WHAT IS REQUIRED: Among the lines below, how many have the string "JSON" in them? Only the number is wanted.

(Excerpts from an interface dataset)
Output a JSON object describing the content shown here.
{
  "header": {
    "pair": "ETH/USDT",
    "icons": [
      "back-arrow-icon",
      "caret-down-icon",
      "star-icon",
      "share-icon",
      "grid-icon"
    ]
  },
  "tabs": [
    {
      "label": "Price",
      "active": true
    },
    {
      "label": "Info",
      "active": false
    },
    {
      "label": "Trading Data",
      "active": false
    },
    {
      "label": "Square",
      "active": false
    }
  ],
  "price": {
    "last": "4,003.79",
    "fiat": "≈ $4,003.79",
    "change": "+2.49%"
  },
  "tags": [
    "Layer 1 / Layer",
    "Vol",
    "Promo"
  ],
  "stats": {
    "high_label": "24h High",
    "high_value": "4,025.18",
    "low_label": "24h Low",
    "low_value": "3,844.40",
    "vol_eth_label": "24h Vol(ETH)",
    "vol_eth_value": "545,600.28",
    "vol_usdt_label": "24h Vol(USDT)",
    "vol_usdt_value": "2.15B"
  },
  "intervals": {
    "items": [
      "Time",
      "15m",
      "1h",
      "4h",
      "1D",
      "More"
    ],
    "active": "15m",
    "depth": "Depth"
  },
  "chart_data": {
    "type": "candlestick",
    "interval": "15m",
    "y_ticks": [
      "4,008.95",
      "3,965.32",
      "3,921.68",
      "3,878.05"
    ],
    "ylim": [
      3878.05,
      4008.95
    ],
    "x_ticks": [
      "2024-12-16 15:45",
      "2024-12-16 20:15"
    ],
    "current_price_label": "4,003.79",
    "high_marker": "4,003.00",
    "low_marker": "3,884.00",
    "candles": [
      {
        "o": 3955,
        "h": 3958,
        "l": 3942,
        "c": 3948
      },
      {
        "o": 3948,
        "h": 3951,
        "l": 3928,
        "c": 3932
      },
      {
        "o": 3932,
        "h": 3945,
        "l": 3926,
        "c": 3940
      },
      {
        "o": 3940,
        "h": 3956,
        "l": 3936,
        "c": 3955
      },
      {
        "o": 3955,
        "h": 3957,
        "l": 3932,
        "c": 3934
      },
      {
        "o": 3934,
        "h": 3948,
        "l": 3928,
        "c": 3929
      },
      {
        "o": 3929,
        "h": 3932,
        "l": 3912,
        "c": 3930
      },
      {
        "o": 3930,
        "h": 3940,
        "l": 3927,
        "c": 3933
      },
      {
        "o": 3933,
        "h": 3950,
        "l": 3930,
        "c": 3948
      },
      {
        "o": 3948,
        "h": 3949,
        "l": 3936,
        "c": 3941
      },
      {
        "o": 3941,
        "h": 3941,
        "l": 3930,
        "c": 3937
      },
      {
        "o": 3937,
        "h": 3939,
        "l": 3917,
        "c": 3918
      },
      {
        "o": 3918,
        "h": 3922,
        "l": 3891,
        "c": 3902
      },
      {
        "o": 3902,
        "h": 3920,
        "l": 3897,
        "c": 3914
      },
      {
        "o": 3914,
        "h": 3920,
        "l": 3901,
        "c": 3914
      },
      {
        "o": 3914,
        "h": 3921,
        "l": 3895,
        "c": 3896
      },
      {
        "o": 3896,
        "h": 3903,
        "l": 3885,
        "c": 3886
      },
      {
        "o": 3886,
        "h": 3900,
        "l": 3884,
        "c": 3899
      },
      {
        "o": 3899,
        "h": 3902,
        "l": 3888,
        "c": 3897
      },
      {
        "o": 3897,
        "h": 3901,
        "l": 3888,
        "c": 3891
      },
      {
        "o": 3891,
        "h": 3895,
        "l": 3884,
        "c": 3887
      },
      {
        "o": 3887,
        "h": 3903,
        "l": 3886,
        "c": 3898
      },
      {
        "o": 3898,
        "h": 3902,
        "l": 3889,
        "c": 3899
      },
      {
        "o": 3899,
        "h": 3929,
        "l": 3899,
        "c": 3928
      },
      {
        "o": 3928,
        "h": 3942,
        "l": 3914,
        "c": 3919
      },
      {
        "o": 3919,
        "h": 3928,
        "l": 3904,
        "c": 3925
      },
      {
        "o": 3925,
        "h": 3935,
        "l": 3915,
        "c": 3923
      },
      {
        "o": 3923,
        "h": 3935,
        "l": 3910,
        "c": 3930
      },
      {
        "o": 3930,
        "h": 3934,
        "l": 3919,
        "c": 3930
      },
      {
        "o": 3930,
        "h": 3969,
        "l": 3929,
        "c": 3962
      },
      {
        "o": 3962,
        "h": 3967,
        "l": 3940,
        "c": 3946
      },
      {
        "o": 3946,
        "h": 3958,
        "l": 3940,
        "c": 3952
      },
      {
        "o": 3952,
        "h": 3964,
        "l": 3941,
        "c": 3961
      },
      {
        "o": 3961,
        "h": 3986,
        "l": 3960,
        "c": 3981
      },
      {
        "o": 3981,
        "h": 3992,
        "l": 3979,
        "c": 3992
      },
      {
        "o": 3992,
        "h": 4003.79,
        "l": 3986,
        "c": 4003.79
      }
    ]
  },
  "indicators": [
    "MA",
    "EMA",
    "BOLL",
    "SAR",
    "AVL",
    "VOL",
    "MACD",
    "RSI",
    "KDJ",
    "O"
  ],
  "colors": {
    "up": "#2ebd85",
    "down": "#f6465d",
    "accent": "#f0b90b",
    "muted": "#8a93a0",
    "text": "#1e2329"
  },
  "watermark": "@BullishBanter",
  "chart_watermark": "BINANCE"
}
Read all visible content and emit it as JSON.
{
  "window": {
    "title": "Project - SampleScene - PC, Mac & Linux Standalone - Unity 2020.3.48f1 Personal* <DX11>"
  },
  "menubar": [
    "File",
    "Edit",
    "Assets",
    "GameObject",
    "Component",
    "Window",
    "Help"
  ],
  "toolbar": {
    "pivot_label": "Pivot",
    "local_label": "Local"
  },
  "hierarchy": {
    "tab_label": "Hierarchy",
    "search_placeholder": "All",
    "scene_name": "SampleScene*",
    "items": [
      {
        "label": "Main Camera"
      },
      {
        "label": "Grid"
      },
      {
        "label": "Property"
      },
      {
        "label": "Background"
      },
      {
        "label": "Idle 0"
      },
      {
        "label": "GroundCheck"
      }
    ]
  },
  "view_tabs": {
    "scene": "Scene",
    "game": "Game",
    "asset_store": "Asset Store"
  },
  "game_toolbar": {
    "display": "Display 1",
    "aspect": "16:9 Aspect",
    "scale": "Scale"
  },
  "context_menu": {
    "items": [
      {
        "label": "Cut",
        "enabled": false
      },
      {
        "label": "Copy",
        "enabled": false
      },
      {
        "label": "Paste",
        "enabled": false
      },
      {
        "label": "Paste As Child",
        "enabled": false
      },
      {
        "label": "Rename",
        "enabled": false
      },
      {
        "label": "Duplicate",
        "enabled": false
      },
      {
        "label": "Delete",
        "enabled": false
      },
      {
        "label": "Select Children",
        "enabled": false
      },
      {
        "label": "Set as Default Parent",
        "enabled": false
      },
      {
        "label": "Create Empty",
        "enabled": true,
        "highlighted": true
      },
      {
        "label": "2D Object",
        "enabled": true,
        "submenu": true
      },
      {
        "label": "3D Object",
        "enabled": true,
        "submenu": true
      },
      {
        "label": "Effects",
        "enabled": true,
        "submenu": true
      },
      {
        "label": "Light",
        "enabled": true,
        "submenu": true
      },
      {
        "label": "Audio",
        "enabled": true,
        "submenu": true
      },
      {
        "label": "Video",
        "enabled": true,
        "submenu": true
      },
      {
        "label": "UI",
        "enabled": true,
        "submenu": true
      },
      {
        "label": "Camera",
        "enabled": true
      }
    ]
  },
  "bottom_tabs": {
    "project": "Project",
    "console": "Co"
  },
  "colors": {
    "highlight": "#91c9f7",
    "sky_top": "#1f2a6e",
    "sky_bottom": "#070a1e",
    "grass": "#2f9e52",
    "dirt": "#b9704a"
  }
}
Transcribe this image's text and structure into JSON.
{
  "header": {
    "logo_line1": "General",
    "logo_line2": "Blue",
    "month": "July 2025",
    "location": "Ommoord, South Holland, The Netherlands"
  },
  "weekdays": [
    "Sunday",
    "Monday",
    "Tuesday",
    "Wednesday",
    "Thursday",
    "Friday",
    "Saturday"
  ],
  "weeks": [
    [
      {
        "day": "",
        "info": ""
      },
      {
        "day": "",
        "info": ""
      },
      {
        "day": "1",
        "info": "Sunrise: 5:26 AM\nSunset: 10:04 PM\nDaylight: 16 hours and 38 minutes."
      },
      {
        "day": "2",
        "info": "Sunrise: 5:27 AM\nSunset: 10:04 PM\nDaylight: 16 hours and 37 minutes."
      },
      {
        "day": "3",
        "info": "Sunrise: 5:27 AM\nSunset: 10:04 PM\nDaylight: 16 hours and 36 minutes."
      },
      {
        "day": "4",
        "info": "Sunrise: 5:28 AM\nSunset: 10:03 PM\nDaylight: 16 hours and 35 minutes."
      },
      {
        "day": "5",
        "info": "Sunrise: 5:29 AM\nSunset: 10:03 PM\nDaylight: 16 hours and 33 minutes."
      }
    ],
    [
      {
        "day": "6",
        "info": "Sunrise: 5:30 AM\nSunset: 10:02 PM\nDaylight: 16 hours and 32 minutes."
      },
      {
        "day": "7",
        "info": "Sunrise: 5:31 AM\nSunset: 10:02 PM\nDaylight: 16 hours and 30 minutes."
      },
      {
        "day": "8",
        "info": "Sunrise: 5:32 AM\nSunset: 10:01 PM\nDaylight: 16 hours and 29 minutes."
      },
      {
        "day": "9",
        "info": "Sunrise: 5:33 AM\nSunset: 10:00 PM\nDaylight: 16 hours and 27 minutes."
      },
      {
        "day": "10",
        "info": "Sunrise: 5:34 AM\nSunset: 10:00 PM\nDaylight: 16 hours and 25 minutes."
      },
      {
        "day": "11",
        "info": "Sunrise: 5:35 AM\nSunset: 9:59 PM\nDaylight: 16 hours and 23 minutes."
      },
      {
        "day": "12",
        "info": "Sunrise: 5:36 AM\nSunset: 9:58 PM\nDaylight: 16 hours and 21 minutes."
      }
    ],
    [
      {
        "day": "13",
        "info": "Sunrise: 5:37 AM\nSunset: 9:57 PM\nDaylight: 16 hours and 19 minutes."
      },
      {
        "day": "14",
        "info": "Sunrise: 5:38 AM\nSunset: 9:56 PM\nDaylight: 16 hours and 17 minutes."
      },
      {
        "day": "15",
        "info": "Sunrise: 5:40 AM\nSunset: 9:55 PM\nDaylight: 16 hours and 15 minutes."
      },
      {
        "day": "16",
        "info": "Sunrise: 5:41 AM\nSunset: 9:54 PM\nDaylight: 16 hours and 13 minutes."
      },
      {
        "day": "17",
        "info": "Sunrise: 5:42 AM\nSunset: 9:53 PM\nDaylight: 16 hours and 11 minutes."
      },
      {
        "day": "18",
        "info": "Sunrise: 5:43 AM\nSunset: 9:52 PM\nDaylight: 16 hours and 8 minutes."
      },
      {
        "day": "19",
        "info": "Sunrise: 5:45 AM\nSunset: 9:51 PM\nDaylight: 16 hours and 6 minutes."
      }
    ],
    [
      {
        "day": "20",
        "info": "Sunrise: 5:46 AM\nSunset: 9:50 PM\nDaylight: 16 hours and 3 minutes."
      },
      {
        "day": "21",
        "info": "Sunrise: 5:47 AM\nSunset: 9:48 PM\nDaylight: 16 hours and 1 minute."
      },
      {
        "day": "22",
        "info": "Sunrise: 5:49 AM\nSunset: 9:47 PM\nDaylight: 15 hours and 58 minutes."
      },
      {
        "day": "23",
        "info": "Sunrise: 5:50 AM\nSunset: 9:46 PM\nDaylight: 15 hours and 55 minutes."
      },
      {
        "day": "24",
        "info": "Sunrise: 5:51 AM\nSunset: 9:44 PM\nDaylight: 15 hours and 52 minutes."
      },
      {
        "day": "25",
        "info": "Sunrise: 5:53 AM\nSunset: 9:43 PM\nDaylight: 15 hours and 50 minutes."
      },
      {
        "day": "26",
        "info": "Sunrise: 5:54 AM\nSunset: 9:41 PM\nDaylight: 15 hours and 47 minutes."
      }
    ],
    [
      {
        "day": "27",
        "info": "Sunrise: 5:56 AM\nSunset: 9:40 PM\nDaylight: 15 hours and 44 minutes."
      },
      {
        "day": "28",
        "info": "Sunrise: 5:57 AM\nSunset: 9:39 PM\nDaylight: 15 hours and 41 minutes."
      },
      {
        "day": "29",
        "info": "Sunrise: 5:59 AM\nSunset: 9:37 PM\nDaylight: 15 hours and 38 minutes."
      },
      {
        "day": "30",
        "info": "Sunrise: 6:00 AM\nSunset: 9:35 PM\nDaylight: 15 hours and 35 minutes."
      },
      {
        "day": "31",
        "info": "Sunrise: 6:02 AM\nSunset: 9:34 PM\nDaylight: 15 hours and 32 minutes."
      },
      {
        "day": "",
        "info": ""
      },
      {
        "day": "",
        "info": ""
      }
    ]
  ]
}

RESPONSE FOR THIS EXERCISE: 3